There should have been no doubt about this application of the CRA, either. The consequence for rulemakers' failure to follow the rules that apply to them is not to protect their rules from congressional review. The CRA's first sentence bars rules not sent to Congress from taking effect, and its next section provides that Congress's streamlined review period does not run (and cannot expire) when a rule is not sent to Congress. Thus, the thousands of old rules never sent to Congress remain vulnerable to CRA rejection by simple majority vote of Congress.
The only reason the CFPB precedent itself does not get three full-throated cheers is that the trigger the Senate used to begin debate on the CFPB resolution of disapproval was unusual. Sen. Pat Toomey (R-Pa.) deserves high praise for asking the Government Accountability Office (GAO) for an opinion whether the CFPB auto loan guidance was covered by the CRA and should have been sent to Congress. But by the time GAO issued its affirmative opinion, Mick Mulvaney was running the CFPB. Mulvaney should have complied with the law at that time and sent the CFPB rule to Congress. The Senate debate and vote didn't wait for that.
Regardless of this new trigger for debate, a final majority vote in both houses of Congress on a resolution that the president signs unquestionably creates a valid law. The Constitution's Rules Clause and the CRA both forbid judicial meddling in parliamentary procedures that precede a final vote in Congress. As long as the constitutional rules for lawmaking were followed - and they were - no court should hear a claim that the Senate procedures for debate preceding the final vote on a bill were misapplied.

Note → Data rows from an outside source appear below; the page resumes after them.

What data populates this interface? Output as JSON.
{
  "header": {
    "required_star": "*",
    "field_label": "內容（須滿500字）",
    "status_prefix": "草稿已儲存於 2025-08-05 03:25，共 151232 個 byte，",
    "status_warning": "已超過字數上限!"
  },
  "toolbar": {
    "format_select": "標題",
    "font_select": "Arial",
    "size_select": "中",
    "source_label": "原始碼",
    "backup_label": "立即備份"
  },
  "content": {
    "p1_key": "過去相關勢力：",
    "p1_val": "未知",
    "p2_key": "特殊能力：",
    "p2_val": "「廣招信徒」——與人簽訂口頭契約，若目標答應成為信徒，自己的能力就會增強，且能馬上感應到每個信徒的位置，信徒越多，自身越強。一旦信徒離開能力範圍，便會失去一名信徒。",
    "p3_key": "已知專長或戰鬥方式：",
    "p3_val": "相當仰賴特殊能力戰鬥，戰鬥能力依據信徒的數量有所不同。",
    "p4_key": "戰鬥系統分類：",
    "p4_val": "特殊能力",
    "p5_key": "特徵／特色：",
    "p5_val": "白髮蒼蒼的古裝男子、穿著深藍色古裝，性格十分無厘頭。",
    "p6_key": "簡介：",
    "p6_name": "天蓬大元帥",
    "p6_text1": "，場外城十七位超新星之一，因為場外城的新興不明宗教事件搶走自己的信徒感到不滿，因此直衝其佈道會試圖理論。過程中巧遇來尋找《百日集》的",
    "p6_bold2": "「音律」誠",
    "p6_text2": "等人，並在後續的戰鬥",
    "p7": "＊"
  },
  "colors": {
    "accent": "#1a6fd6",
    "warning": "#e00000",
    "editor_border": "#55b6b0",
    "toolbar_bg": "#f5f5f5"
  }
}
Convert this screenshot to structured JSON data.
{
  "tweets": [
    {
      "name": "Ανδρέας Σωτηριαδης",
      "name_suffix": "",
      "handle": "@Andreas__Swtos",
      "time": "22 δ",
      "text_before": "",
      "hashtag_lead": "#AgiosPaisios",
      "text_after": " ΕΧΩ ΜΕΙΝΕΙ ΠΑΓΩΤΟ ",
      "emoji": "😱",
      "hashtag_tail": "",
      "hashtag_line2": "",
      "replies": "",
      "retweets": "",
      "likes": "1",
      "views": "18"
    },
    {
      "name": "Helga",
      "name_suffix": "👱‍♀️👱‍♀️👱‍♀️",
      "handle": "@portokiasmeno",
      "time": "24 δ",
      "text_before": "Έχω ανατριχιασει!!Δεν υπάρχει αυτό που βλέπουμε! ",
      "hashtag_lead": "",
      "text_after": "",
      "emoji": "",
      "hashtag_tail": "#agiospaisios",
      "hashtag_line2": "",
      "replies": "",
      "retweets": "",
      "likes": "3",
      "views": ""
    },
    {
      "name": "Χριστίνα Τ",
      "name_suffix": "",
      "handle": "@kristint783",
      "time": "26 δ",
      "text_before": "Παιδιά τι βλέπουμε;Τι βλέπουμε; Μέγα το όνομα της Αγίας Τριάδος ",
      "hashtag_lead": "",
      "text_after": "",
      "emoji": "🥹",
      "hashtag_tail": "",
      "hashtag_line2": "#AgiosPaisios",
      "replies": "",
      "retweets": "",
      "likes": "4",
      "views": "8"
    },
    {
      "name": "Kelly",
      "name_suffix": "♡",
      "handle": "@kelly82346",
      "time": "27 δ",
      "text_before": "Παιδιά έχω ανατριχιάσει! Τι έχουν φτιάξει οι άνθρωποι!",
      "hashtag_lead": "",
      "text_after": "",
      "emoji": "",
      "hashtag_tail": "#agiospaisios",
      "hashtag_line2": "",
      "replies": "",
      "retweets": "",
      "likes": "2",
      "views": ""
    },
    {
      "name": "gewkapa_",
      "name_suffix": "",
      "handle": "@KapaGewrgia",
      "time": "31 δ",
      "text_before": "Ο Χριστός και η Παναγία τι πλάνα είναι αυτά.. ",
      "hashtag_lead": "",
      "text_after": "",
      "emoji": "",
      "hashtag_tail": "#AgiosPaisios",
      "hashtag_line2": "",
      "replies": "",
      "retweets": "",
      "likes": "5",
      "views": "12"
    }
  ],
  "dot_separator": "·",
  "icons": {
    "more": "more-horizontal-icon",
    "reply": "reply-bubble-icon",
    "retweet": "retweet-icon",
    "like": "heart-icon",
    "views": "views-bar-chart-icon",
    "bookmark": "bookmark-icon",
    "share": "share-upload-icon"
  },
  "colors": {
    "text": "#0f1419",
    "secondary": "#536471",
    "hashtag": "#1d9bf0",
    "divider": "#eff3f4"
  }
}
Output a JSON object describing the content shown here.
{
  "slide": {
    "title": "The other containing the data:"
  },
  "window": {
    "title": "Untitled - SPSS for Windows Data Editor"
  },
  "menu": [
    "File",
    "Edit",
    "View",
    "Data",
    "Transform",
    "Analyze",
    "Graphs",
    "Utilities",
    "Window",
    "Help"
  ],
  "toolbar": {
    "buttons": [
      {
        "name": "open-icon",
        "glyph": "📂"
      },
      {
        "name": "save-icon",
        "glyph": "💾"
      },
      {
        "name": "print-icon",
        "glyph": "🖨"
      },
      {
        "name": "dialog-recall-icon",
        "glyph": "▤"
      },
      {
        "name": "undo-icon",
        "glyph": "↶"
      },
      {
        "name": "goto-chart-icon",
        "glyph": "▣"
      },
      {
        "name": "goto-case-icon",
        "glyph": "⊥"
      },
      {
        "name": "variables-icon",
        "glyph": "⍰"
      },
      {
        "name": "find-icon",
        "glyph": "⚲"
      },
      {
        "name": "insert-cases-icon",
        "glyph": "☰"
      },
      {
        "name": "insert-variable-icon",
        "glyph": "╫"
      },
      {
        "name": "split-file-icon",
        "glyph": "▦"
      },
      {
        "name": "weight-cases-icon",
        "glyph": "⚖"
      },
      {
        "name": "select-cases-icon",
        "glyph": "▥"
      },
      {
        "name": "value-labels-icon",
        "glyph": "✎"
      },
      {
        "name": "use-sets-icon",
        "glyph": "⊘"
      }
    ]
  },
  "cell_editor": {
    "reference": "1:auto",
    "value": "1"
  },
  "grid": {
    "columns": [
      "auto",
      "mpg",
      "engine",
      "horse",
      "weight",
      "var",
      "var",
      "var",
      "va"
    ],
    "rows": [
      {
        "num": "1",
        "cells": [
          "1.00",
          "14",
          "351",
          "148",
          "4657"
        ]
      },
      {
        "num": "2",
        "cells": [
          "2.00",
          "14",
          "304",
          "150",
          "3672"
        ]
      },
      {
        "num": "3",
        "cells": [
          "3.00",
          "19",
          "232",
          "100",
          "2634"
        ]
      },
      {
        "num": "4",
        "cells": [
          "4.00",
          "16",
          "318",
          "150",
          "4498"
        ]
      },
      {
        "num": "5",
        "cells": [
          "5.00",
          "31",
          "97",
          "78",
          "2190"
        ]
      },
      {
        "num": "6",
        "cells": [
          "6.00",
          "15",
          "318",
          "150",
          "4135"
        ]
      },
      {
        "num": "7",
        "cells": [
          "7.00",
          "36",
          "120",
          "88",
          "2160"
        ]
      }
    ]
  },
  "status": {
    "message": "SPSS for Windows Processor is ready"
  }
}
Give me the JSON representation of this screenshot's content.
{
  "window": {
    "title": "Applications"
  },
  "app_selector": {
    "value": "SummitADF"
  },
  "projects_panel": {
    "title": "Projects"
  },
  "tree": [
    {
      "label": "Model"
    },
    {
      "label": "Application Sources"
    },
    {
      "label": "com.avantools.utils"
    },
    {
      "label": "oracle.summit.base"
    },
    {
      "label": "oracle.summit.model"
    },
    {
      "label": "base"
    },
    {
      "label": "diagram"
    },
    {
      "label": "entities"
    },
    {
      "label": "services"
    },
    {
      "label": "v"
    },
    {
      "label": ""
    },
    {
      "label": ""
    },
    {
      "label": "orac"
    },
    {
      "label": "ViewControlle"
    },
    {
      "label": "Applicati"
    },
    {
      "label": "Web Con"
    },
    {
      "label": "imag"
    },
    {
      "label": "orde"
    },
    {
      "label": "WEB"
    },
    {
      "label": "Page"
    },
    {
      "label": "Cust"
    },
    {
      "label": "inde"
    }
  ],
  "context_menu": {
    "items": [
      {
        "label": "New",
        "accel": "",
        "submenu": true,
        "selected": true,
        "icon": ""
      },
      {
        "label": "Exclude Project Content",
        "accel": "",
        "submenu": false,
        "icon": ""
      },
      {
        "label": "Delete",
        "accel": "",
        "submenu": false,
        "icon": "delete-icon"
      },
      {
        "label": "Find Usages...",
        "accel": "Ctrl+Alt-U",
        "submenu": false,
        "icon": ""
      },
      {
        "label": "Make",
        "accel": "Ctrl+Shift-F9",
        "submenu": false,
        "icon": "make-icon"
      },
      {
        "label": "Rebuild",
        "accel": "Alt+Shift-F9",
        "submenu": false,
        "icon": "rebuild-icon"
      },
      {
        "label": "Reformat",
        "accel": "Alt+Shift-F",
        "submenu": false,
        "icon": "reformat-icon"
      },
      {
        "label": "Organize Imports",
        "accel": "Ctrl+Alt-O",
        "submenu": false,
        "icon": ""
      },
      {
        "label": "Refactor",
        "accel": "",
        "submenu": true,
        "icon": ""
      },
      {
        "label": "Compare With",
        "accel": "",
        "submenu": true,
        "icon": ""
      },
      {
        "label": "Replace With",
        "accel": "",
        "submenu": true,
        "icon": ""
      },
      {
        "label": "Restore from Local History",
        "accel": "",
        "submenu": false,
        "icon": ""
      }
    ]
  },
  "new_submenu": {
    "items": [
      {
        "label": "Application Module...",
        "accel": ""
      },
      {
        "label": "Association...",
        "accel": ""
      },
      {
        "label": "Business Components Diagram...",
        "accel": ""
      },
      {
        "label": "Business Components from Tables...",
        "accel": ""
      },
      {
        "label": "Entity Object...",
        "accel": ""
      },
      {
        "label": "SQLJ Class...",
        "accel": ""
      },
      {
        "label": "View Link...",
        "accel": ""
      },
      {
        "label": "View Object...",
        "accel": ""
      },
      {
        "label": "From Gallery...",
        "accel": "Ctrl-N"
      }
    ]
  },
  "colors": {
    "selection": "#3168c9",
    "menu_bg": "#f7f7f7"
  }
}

And a final reason to cheer these developments is that Pacific Legal Foundation (PLF) recently filed two lawsuits to increase agency compliance with the CRA - to force them to submit old rules to Congress. The two lawsuits filed in Idaho and Kansas seek agency compliance with the CRA regarding different rules that were published in the Federal Register during the Obama administration but never sent to Congress:
- Tugaw Ranches v. Department of Interior (DOI) challenges the heavy-handed sage-grouse regulations, imposed in 2015, which impose severe restrictions on federal land use in the West. The rules undermine widely supported state-led conservation efforts at the expense of those who rely on federal lands for their livelihoods.
- Kansas Natural Resource Coalition v. DOI asks the U.S. Fish and Wildlife Service to lawfully submit the helpful Policy for Evaluation of Conservation Efforts (PECE) rule to Congress. This rule encourages states, local governments, property owners and environmentalists to collaborate on innovative conservation programs. The resulting management plans have helped people and species alike. Yet no one can lawfully rely on the PECE rule until it is sent to Congress.
As my colleague recently explained to The Hill readers: "Litigation over every rule illegally withheld from Congress easily could be avoided. President Trump needs only to direct agencies to review their compliance with the [CRA] and work with the White House and Congress to begin submitting those rules they have unlawfully withheld."
With such review, last week's historic precedents shows that the CRA can continue to generate desperately needed regulatory relief for many years.
Todd Gaziano, a leading authority on the Congressional Review Act, is the director of the Center for the Separation of Powers at Pacific Legal Foundation, which litigates nationwide to achieve court victories enforcing the Constitution's guarantee of individual liberty.